### Task description:
Where the string "heading" appears in a line of the data, show that line.
[Listed entries Boundary: Start]
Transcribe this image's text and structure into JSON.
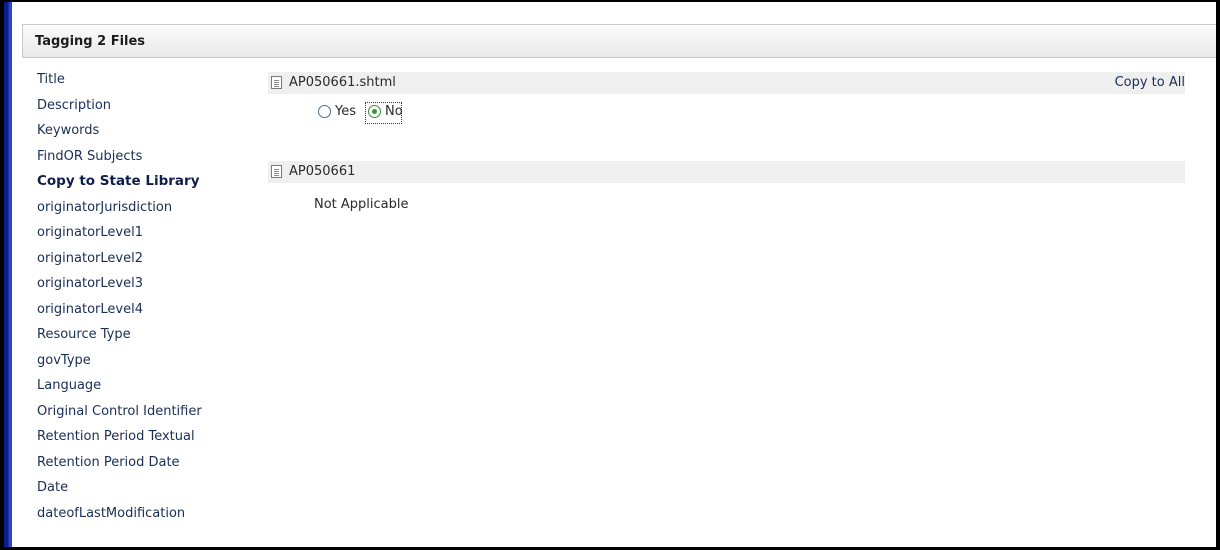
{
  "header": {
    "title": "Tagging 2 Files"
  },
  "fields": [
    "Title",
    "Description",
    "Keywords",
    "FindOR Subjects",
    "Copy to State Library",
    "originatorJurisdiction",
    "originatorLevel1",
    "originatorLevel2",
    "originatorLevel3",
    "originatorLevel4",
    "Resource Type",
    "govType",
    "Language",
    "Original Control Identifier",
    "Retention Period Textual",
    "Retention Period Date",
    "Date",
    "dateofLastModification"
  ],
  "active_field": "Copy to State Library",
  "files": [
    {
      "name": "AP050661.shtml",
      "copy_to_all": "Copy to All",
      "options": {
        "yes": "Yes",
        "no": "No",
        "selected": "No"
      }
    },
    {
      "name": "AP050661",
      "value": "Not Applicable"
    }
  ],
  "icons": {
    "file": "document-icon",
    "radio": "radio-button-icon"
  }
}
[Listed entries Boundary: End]
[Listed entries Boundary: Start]
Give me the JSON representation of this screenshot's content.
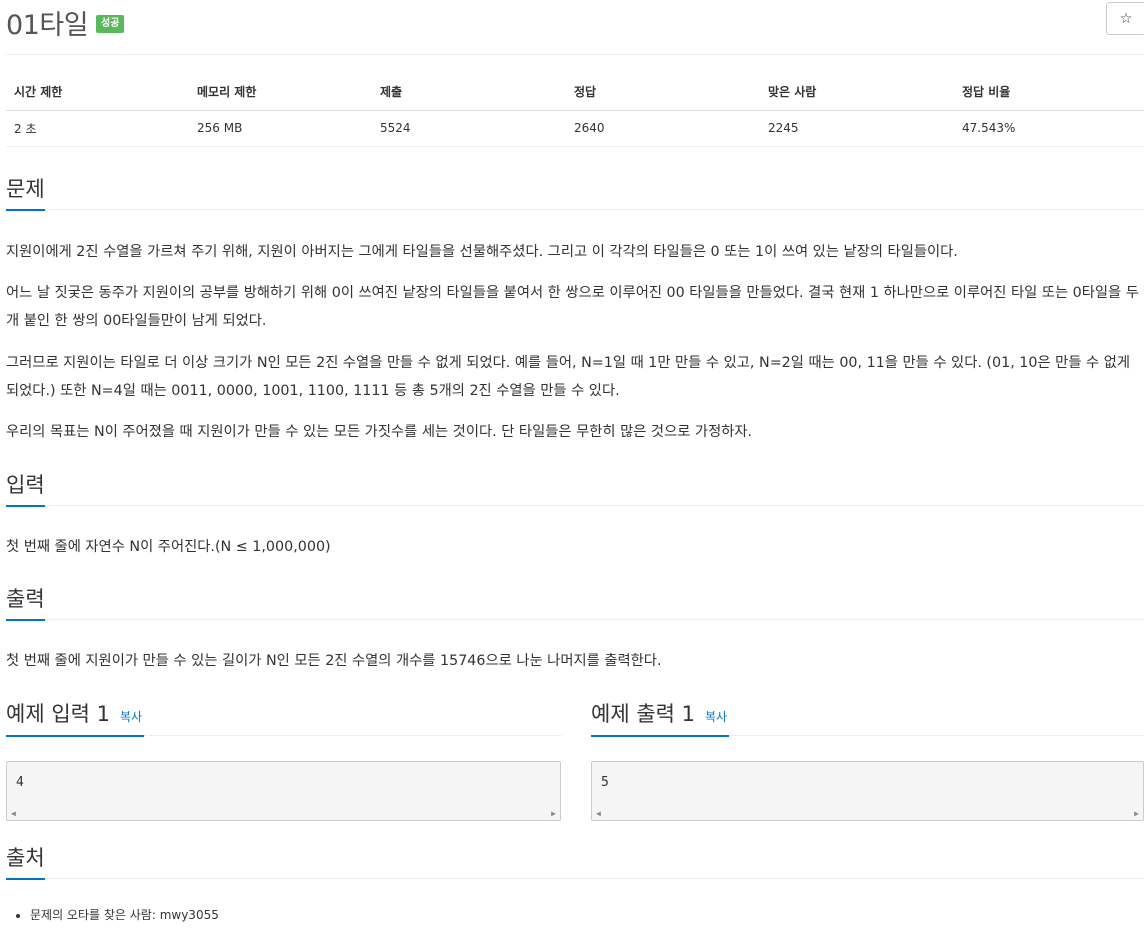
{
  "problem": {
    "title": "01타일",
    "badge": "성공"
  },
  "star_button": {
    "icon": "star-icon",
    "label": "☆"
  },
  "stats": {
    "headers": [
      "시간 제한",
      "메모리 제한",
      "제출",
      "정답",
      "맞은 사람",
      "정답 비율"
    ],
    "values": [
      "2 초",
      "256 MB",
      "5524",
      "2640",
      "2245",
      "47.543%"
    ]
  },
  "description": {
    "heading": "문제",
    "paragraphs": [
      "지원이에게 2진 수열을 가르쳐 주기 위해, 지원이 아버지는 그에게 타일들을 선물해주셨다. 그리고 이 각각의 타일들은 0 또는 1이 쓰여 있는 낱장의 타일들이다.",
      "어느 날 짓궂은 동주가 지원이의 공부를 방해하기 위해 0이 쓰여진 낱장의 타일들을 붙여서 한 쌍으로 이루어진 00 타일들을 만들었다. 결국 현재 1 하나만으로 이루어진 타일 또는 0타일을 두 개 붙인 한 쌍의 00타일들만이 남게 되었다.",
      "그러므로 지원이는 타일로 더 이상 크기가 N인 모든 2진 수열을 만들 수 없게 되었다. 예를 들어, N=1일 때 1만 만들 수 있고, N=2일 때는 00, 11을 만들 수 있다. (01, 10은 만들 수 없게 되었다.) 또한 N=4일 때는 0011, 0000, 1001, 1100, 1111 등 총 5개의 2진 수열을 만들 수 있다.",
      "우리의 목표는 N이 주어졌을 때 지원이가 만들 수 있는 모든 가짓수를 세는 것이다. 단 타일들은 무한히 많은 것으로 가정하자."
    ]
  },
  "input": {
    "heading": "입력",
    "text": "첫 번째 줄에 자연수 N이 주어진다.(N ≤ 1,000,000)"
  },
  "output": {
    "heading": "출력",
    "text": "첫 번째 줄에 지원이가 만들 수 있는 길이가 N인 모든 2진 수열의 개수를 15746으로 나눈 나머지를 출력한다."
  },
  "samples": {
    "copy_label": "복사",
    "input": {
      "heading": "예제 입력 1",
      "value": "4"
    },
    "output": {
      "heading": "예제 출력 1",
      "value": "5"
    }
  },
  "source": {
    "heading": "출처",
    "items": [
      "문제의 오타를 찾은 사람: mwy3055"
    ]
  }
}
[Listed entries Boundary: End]
### Solution:
    "heading": "문제",
    "heading": "입력",
    "heading": "출력",
      "heading": "예제 입력 1",
      "heading": "예제 출력 1",
    "heading": "출처",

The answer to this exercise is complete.